THE multiplicity of terms that have been used to describe herniation of the stomach alongside the esophagus and into the posterior mediastinum suggest the confusion which exists concerning both the pathophysiology and the management of this disorder. Up-side-down stomach, rolling hernia, intrathoracic stomach, parahiatal, and paraesophageal hernia are only a few of the terms applied to this problem. With few exceptions, this condition has not been separated in the literature from sliding hernia, and yet the sequelae and management of the two conditions are entirely different.
In textbooks published as recently as 1958,1 illustrations of what are called parahiatal hernia show a component of the diaphragm between the herniated stomach and the esophagus, with a separate opening adjacent to the esophageal hiatus through which the stomach reportedly herniates.
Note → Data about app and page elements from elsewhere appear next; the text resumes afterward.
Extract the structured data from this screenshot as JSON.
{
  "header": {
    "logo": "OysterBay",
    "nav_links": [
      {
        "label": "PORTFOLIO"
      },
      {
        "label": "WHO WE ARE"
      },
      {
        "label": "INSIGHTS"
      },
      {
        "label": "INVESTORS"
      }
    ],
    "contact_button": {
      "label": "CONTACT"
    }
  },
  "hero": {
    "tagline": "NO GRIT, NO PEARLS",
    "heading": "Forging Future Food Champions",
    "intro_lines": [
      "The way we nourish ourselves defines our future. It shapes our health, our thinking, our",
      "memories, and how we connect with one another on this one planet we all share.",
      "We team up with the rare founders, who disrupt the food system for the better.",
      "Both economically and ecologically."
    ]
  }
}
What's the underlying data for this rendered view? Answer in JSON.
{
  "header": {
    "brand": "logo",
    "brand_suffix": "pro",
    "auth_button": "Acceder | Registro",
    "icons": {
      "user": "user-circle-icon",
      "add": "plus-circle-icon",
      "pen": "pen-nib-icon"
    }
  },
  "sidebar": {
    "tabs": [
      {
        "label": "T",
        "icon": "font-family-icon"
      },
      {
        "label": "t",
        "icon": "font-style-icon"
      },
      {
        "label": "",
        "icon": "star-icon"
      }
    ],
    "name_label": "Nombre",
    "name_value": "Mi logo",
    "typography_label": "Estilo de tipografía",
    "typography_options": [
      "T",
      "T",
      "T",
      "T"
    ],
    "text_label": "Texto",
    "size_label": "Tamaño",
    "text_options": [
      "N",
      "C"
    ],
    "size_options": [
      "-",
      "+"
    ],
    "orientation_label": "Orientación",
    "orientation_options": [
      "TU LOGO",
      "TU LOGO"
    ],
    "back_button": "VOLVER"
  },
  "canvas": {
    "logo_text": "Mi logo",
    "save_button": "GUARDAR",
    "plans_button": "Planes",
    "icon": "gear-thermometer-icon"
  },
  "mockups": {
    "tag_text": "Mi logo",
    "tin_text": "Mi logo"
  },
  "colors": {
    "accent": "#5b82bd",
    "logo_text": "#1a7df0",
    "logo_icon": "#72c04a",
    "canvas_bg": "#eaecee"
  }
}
A substantial segment of the diaphragm lying between the herniated stomach pouch and esophagus is described, but the anatomical details of